▸ YOUR GOAL
Please retype every entry, keeping each one exactly as written.

▸ RAW DATA
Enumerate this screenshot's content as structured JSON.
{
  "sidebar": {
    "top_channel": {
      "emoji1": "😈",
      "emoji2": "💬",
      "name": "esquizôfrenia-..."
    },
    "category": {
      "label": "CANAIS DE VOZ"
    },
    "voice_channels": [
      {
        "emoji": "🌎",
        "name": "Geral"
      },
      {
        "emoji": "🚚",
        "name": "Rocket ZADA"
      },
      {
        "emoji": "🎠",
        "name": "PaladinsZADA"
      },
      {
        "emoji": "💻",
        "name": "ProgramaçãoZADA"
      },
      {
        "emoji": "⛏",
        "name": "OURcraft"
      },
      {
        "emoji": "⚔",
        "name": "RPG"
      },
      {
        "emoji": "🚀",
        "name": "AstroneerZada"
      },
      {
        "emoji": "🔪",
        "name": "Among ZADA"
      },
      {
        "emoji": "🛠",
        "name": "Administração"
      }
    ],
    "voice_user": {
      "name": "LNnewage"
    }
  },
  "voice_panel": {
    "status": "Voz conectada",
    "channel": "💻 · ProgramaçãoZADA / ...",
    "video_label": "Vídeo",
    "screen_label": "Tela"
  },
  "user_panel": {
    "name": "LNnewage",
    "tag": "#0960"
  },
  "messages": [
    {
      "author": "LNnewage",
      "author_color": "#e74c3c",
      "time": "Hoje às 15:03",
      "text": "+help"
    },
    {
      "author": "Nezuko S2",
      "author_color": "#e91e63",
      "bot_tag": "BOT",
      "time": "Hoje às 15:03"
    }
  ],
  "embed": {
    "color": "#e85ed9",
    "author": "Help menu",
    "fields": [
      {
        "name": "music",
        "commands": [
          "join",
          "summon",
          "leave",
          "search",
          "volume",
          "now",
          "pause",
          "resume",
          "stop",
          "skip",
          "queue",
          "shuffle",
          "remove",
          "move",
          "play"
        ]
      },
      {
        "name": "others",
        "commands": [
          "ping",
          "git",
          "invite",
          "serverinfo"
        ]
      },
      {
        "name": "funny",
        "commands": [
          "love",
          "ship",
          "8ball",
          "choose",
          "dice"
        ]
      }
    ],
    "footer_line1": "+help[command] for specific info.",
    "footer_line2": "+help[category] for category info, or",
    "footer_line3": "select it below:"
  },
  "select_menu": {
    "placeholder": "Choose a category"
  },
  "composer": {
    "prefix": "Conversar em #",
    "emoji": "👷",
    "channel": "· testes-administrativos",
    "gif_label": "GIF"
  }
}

▸ ANSWER SECTION
Enumerate this screenshot's content as structured JSON.
{
  "sidebar": {
    "top_channel": {
      "emoji1": "😈",
      "emoji2": "💬",
      "name": "esquizôfrenia-..."
    },
    "category": {
      "label": "CANAIS DE VOZ"
    },
    "voice_channels": [
      {
        "emoji": "🌎",
        "name": "Geral"
      },
      {
        "emoji": "🚚",
        "name": "Rocket ZADA"
      },
      {
        "emoji": "🎠",
        "name": "PaladinsZADA"
      },
      {
        "emoji": "💻",
        "name": "ProgramaçãoZADA"
      },
      {
        "emoji": "⛏",
        "name": "OURcraft"
      },
      {
        "emoji": "⚔",
        "name": "RPG"
      },
      {
        "emoji": "🚀",
        "name": "AstroneerZada"
      },
      {
        "emoji": "🔪",
        "name": "Among ZADA"
      },
      {
        "emoji": "🛠",
        "name": "Administração"
      }
    ],
    "voice_user": {
      "name": "LNnewage"
    }
  },
  "voice_panel": {
    "status": "Voz conectada",
    "channel": "💻 · ProgramaçãoZADA / ...",
    "video_label": "Vídeo",
    "screen_label": "Tela"
  },
  "user_panel": {
    "name": "LNnewage",
    "tag": "#0960"
  },
  "messages": [
    {
      "author": "LNnewage",
      "author_color": "#e74c3c",
      "time": "Hoje às 15:03",
      "text": "+help"
    },
    {
      "author": "Nezuko S2",
      "author_color": "#e91e63",
      "bot_tag": "BOT",
      "time": "Hoje às 15:03"
    }
  ],
  "embed": {
    "color": "#e85ed9",
    "author": "Help menu",
    "fields": [
      {
        "name": "music",
        "commands": [
          "join",
          "summon",
          "leave",
          "search",
          "volume",
          "now",
          "pause",
          "resume",
          "stop",
          "skip",
          "queue",
          "shuffle",
          "remove",
          "move",
          "play"
        ]
      },
      {
        "name": "others",
        "commands": [
          "ping",
          "git",
          "invite",
          "serverinfo"
        ]
      },
      {
        "name": "funny",
        "commands": [
          "love",
          "ship",
          "8ball",
          "choose",
          "dice"
        ]
      }
    ],
    "footer_line1": "+help[command] for specific info.",
    "footer_line2": "+help[category] for category info, or",
    "footer_line3": "select it below:"
  },
  "select_menu": {
    "placeholder": "Choose a category"
  },
  "composer": {
    "prefix": "Conversar em #",
    "emoji": "👷",
    "channel": "· testes-administrativos",
    "gif_label": "GIF"
  }
}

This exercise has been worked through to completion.